Exercise details: Every line below that holds the string "JSON" must be copied.

Web page and app entries
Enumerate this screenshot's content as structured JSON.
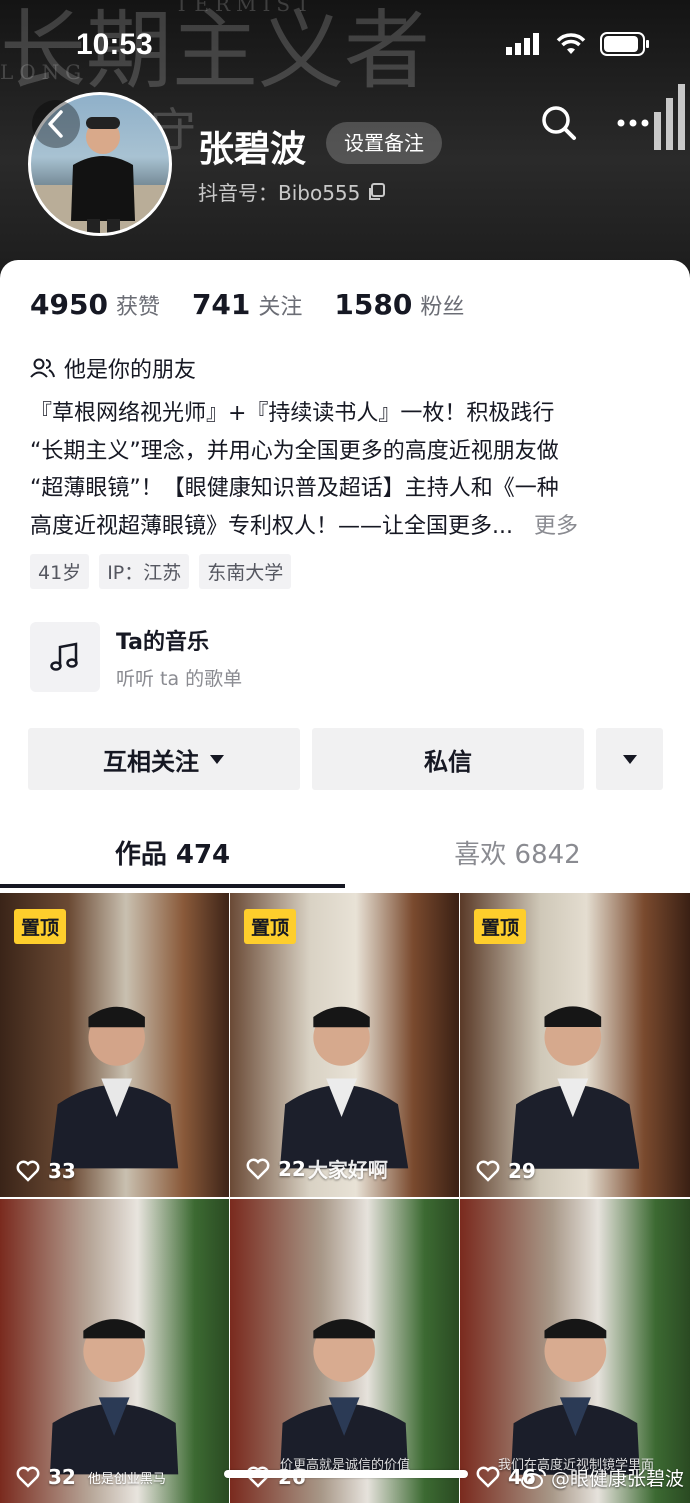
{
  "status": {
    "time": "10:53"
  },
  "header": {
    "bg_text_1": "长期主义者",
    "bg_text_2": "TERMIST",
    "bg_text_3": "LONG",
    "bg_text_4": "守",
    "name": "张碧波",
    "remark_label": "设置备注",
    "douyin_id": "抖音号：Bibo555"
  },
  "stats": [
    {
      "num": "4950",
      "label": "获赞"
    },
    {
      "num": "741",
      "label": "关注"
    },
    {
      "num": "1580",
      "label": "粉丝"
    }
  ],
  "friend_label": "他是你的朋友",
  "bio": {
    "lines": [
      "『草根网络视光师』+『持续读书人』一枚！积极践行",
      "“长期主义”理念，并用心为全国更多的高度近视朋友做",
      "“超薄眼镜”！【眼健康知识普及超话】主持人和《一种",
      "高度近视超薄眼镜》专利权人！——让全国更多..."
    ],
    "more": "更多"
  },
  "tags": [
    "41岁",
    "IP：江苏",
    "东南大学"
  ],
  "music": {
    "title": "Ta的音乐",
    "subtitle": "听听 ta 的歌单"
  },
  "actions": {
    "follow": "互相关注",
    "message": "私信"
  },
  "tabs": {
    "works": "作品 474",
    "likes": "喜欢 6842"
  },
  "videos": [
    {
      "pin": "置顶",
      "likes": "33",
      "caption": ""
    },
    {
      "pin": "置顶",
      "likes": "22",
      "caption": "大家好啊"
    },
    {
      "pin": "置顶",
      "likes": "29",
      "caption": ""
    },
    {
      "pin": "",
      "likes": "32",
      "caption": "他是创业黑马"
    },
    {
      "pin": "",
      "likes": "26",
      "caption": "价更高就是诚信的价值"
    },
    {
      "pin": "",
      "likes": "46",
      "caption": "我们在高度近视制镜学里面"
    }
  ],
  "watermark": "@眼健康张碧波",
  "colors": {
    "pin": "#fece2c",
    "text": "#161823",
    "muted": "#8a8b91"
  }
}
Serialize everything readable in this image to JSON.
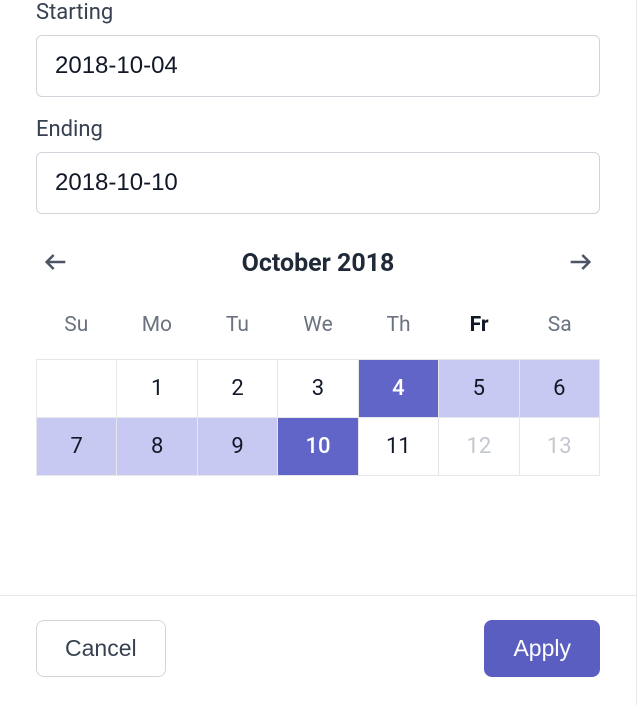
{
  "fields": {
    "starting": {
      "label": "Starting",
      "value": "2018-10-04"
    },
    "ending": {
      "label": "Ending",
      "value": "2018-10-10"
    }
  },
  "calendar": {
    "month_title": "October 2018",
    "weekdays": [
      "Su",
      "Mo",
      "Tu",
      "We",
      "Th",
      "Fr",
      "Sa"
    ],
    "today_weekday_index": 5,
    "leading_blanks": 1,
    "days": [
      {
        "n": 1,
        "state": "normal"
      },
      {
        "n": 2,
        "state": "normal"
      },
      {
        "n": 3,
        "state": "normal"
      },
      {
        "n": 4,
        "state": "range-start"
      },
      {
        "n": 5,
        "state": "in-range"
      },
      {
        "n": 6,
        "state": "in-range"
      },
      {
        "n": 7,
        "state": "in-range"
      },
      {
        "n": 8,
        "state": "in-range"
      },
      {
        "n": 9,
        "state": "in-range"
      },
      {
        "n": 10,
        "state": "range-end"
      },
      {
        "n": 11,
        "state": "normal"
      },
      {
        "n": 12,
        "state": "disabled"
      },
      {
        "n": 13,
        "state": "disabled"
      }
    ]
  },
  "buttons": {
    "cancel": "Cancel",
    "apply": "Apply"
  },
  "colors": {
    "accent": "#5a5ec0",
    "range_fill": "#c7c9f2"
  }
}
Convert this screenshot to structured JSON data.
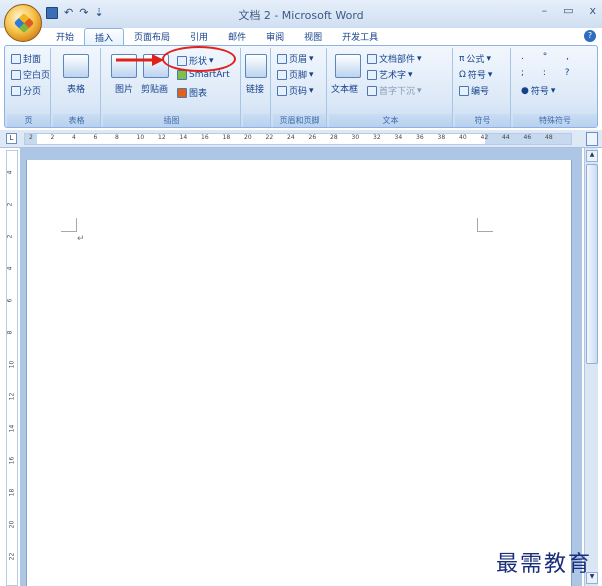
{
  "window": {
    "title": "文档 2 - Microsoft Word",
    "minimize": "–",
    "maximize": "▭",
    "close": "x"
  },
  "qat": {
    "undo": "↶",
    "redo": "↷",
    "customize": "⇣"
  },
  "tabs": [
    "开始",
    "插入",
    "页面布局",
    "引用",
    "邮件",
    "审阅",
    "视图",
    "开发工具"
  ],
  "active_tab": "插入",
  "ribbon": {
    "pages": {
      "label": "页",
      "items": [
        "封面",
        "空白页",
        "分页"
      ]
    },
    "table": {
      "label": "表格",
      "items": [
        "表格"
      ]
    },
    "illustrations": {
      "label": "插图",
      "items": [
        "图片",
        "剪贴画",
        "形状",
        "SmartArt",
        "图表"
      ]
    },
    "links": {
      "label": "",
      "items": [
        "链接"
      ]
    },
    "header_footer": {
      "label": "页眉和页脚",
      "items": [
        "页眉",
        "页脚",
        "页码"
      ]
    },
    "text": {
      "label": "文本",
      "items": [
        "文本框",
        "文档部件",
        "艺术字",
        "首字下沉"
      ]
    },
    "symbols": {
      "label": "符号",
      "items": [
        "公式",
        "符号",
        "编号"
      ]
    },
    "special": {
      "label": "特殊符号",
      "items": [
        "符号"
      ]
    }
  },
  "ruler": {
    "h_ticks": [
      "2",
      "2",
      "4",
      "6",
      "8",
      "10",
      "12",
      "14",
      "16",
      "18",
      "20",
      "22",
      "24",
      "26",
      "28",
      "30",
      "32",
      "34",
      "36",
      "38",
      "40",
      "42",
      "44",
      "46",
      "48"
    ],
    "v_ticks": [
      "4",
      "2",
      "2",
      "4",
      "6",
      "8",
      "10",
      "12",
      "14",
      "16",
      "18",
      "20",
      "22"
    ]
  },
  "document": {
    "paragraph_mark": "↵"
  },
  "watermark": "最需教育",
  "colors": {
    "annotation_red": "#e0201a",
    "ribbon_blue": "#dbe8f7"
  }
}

Answer box:
Enumerate this screenshot's content as structured JSON.
Serialize everything readable in this image to JSON.
Convert this screenshot to structured JSON data.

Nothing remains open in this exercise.